Windows 10 Backup and Recovery Tools
Windows 10 has many new backup and recovery features.
There’s a PC Reset that allows you to restore Windows 10 while keeping your files, or even downgrade to your previous version of Windows (within the first 30 days of upgrading).
There is the Advanced Recovery environment which provides tools like System Restore, System Image Recovery, Startup Repair, Selective Startup, and a command prompt for advanced troubleshooting. You can access Advanced Options by holding down the Shift Key and clicking Restart.
You can also access the Advanced Options environment by creating Windows 10 recovery drive.
In addition to making a System Image, there is File History that can be configured to automatically back up your most important files to a separate drive or network location.
If you haven’t upgraded your Windows PC to Windows 10 yet, make sure you back up your data first, and with that, you might want to create a system image.
Creating a Partition
Now that you have a backup of all your data, you need to create another partition to install Windows 10 or the other operating system on.
Windows 7 and Windows Vista users may refer to the Microsoft article below:
Windows 8 users may try the following methods:
- Press Windows + R while on the desktop screen.
- Type diskmgmt.msc and hit OK.
- If you have ‘Unallocated Space’, right click on it to create a new partition or right click on the primary partition (or the partition you want to take out space from) and click on Shrink Volume.
- Input the size you want to keep for the new partition and follow the prompts to assign it a drive letter and finish creating a partition.
- Once you have Un-Allocated space, follow the instructions from step 3 in the section ” To create and format a new partition” mentioned in this article.
Keep in mind the disk space for applications, page file, drivers, and accumulation of data over time, while creating a partition. I’d suggest you to go with a minimum 60 to 100 GBs of space for Windows 10 testing.
Download Windows 10 ISO from Microsoft and create Media for installation
Start the Installation
Below we describe the standard way to start the installation, useful especially if you are dual booting a 64-bit version of Windows 10 alongside a 32-bit version of Windows. If you need to know more about the difference between the two versions and their compatibility, consider visiting our guide explaining it all:
Another way is to start the installation from within a running version Windows and select the partition where you would like to install Windows 10. See below for further instructions how to do so.
When you arrive at this screen, click Custom install Windows only (advanced).
Select the partition, click Next and wait while Windows installs.
Starting the Installation from Within a Running Version Windows
Please note, this only works for Windows 7 and Windows 8/8.1.

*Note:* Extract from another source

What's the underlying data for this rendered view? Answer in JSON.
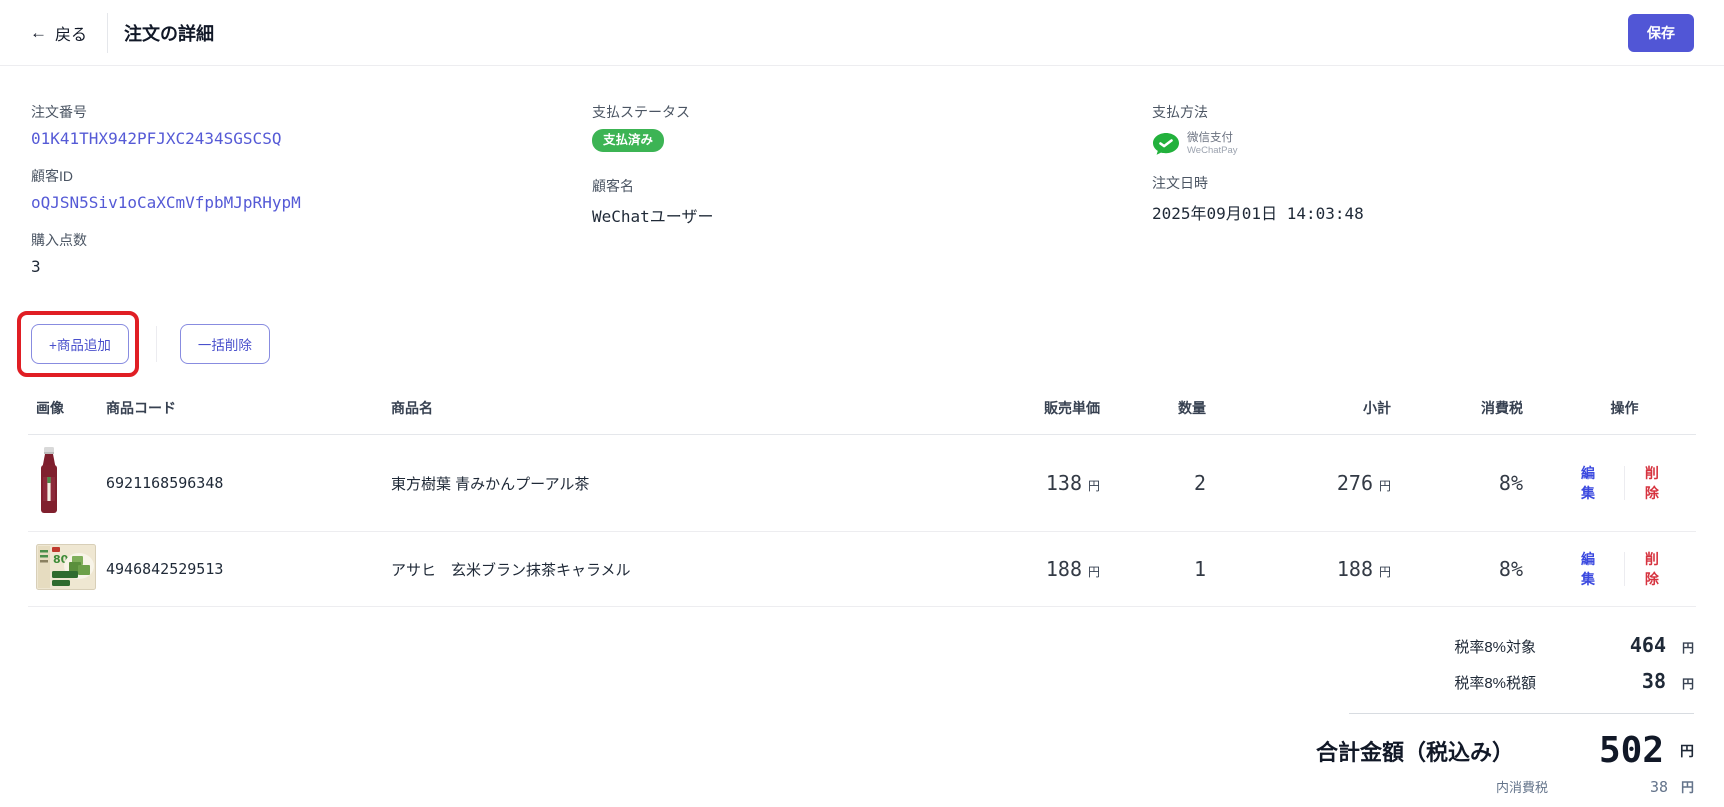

If you run the normal setup routine from within a running version of Windows, Windows 10 setup does not give you an option to perform a custom install. A quick workaround for this is to launch the classic setup routine. After inserting your Windows 10 installation media, browse it:
Open the Sources folder. Then double-click the Setup.exe file. There are multiple files listed with setup in the name, so make sure to select the one with only setup. Then go through the installation process.
When you have finally set up Windows 10 on your system, each time you start your computer, you will be given the option to choose which operating system you would like to Start.